(Available records Opens)

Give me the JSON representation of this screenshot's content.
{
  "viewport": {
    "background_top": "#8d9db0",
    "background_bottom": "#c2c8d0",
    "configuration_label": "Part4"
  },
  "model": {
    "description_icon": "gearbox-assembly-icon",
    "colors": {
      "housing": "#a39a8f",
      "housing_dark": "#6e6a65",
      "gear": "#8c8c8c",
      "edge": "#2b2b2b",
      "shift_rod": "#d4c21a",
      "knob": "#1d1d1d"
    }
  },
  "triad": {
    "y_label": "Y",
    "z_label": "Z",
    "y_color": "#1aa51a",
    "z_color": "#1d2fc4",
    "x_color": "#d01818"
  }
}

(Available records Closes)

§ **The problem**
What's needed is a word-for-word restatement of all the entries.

§ **Answer**
Give me the JSON representation of this screenshot's content.
{
  "viewport": {
    "background_top": "#8d9db0",
    "background_bottom": "#c2c8d0",
    "configuration_label": "Part4"
  },
  "model": {
    "description_icon": "gearbox-assembly-icon",
    "colors": {
      "housing": "#a39a8f",
      "housing_dark": "#6e6a65",
      "gear": "#8c8c8c",
      "edge": "#2b2b2b",
      "shift_rod": "#d4c21a",
      "knob": "#1d1d1d"
    }
  },
  "triad": {
    "y_label": "Y",
    "z_label": "Z",
    "y_color": "#1aa51a",
    "z_color": "#1d2fc4",
    "x_color": "#d01818"
  }
}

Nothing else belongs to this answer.